“We had seen an ad and decided to give it a try,” Jo said. “We were hosts at the camp for six months, through the winter of 1990-1991, and found it was work we really enjoyed.”
They then learned that the St. Louis RV Park, a 100-site facility set amidst the buildings of the city’s downtown, was seeking camp hosts for the 1991 summer season.
“We went (there) intending to stay for one season, but liked it so much we came back to work for six more,” Jo said with a smile. “But by the end of 1997, Jim thought he’d had enough of full-timing, so we went to Henderson, Nevada, where we bought a house, then sold the motorhome in May 1998.”
Fifteen months later, Jim’s itchy feet got the best of him.
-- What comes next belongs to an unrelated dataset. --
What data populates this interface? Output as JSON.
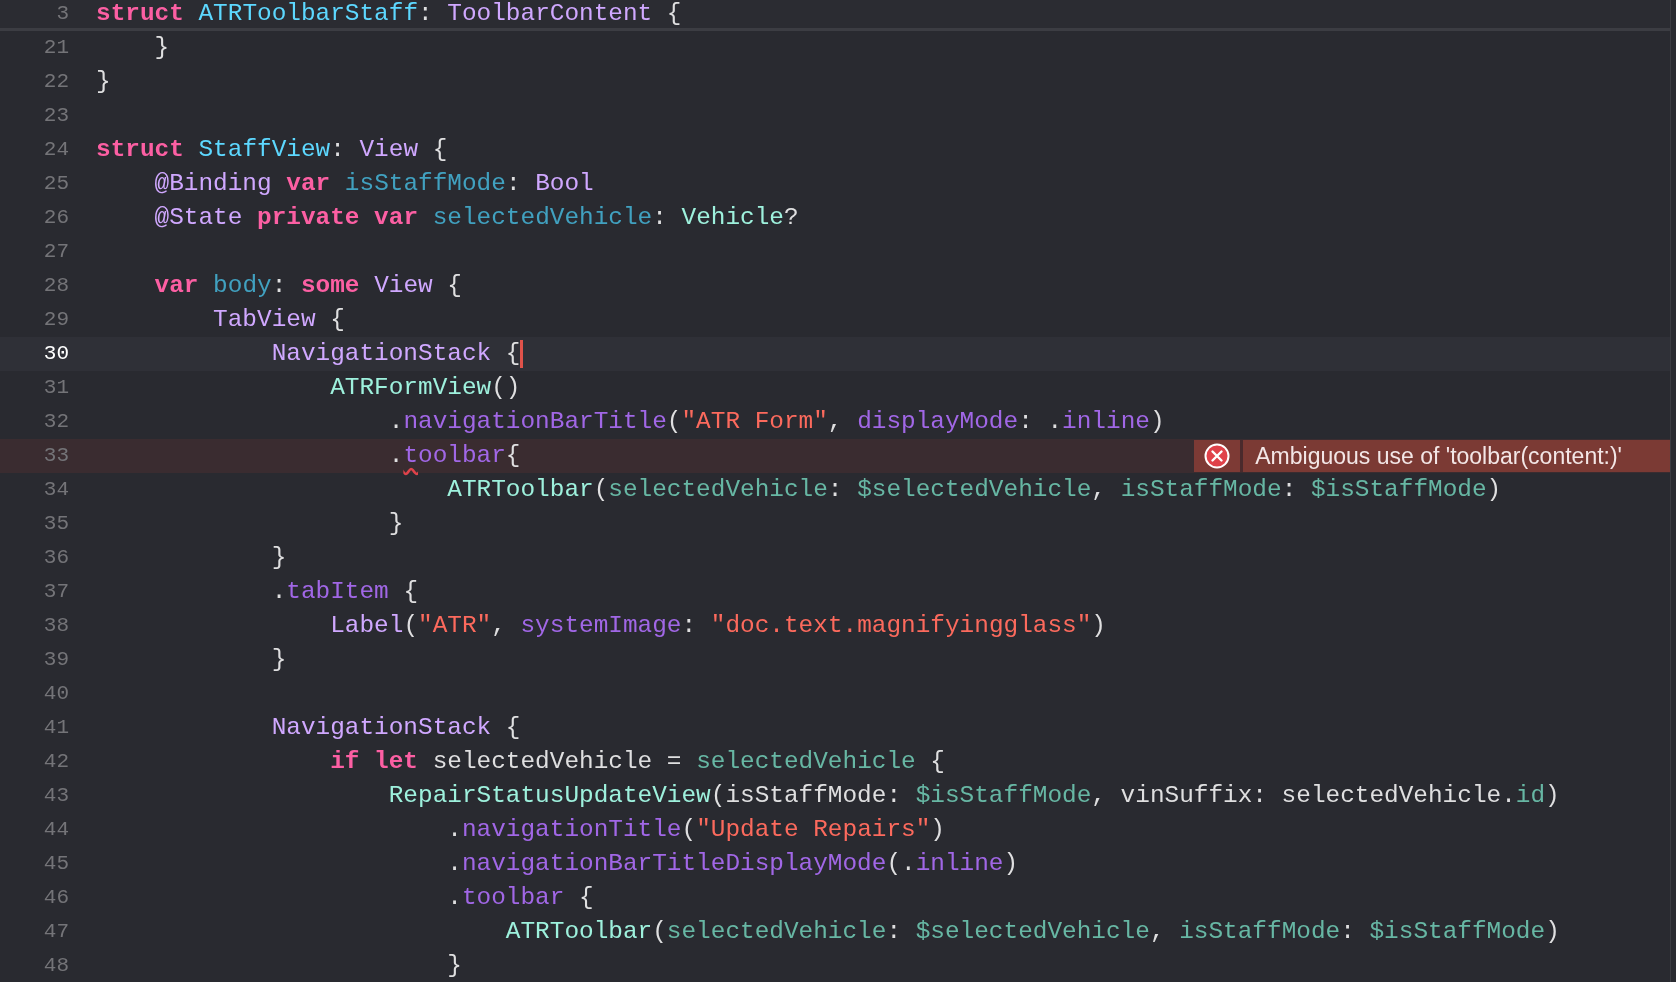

So once again the Reibels hit the road, this time traveling to Florida, where they bought their current motor coach (which includes a living room slideout for a roomy home).
“We drove back west to winter in Yuma, Arizona, and then in March 2000 we began a marathon trip that took us 8,345 miles across 22 states, to Kissimmee, Florida, where we spent the winter,” she said. “Jim loves catch-and-release bass fishing and spends a lot of time at East Lake Fish Camp there.”
In 2001 the Reibels spent the summer working at the Sundermeier RV Park and Conference Center in St. Charles, Missouri. While there, Jo registered guests and handled other office duties while Jim led RVers to their sites. Although they enjoyed meeting the other campers, they still had places to go. So after another winter in Florida, the couple embarked on a 4,411-mile excursion up the East Coast where, among other places, they stopped in Vermont, New Hampshire, and Maine, three of the four states they had never visited (Alaska is the only other). They then headed south to Cherokee Village, Arkansas, where they bought a house and are taking a break from their full-timing ways.
Although they’ve settled into a permanent residence, that doesn’t mean the Reibels have stopped traveling. In fact, this past summer the couple enjoyed a 3,371-mile tour that took them through Missouri, Kansas, Colorado, Utah, Nevada, Arizona, New Mexico, and Texas.
To prepare for these trips, Jo says much of her travel information comes from Family Motor Coaching magazine, which is one of the main reasons they joined the association 13 years ago.
“Jim makes fun of me for saving so much, but I keep plastic tubs in our basement storage with information about all the states, including years of articles from the magazine,” she said. “There are just so many new places we want to see.”